Cringe factor: There’s a reason this 2018 film still makes the best (worst) list. The cringe factor is off the charts. First, there’s the very obvious, forced side romance between Tasha’s brother and Prince Alexander’s bodyguard, played by two actors with less chemistry than a pair of odd socks.

An honourable mention goes to the truly woeful CGI work. There’s an establishing shot of the hospital where the words “BPS Center Hospital” are clearly photoshopped onto the side of a building. Not to mention Maxwell Sheffield, who repeatedly appears via video link on a bulky flat screen television at the nurses’ station.

The standout cringeworthy moment, however, goes to an ill-advised musical performance in the children’s ward. The Prince pulls some strings to cheer up one of his favourite little patients Ben, by helping his single mother get to the hospital for her son’s surgery. Mother and son are joined by “Genevieve Fisher, our favourite singer!”, who performs a rousing country rendition of Jingle Bells. Awkward sway-dancing ensues.

Plot holes: Throughout the hospital scenes, every single child appears to be wearing a hat or beanie over a full head of hair.

In a very late plot twist about an hour into the film, things are winding down to what seems a fairly obvious boy-meets-girl-boy-falls-in-love-girl-swoons conclusion. It’s almost as though the producers realised they still had 20 minutes to fill, so tacked on a second complication involving a grand ball and a scheming adversary.

Christmas cracker: Without revealing too much of the plot twist, it seems to set things up fairly well for a sequel. And we’re in luck, because Christmas With A Prince: Becoming Royal was released in 2019. Sadly, it’s not available to stream in Australia at the moment, but never say never.

Pick this one if … You are looking for the lowest possible production values with the highest possible cheese factor.

Where to watch it: Netflix.

And if you hate all of those …

If you fancy a trip to your cinema, give Happiest Season a crack. It’s a queer Christmas rom-com directed by Clea Duvall (Veep) and starring Kristen Stewart (Twilight, Seberg), Mackenzie Davis (Tully, Black Mirror), Aubrey Plaza (Parks and Recreation) and Dan Levy (Schitt’s Creek).

Dan Levy plays a relatively minor role but is an absolute delight. Photo: Sony Pictures

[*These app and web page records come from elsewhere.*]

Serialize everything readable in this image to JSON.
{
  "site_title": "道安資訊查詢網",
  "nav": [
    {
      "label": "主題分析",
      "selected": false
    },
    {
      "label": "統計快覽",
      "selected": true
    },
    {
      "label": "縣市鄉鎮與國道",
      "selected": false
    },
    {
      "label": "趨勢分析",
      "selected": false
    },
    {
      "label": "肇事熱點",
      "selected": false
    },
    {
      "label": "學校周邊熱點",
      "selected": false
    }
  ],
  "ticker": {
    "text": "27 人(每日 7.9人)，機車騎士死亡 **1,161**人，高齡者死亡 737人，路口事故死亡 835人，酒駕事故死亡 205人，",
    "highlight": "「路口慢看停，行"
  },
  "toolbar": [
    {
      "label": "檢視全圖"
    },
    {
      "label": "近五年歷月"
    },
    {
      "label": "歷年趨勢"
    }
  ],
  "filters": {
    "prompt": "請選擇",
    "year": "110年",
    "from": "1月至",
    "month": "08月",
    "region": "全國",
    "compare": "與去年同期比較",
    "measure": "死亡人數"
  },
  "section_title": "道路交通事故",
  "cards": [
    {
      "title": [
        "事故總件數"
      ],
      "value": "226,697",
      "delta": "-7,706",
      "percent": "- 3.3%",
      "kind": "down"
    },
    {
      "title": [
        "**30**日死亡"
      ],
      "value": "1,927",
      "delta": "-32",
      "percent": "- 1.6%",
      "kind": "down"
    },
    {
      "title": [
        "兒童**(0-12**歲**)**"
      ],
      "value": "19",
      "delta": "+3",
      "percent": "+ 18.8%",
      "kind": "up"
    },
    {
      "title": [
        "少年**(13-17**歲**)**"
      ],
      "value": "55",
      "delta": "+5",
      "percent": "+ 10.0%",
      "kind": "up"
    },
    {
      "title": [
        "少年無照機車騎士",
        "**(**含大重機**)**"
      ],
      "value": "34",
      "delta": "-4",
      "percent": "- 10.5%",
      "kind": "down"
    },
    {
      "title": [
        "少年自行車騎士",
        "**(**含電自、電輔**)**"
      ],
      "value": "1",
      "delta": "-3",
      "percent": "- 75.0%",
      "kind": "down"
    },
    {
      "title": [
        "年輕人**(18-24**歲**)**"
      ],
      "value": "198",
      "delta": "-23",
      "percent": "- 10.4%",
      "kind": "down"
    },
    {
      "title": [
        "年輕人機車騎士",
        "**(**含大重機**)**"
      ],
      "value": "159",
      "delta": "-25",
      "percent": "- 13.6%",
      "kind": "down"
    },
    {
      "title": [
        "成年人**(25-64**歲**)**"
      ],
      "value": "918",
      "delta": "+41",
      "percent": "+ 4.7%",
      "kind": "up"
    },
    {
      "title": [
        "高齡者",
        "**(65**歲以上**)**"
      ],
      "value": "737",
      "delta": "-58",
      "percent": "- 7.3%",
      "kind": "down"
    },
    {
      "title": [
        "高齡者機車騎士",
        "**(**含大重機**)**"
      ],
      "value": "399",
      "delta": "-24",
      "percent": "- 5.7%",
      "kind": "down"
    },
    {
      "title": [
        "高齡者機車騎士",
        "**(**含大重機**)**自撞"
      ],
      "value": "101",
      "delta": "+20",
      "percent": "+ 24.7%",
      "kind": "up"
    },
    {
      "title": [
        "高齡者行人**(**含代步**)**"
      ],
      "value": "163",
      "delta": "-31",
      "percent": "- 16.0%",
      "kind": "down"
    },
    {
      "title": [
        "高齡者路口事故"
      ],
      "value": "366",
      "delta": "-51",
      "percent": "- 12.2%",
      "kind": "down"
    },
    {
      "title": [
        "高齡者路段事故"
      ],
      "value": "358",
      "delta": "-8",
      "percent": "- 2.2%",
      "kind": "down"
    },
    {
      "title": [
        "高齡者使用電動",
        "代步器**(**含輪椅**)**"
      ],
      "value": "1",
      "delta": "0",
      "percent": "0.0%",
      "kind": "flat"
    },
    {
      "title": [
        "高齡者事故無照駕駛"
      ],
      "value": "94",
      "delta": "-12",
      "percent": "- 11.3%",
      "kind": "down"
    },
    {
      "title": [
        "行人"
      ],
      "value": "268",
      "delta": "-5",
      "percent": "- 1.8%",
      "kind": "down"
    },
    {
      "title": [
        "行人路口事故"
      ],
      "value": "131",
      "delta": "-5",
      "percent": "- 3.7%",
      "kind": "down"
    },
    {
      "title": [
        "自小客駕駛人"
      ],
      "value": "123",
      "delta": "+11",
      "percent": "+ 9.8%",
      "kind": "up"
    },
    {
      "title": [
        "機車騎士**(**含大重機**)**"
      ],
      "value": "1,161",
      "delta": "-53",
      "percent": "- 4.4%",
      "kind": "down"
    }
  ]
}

Or, if you’re looking for something less lovey-dovey and more kid-friendly, you could try this year’s Netflix original Jingle Jangle (featuring Forest Whitaker, Keegan-Michael Key, John Legend and Ricky Martin, among others) or wait for the very Australian A Sunburnt Christmas to arrive on Stan on Friday, December 11.

Merry Festivus!

-ABC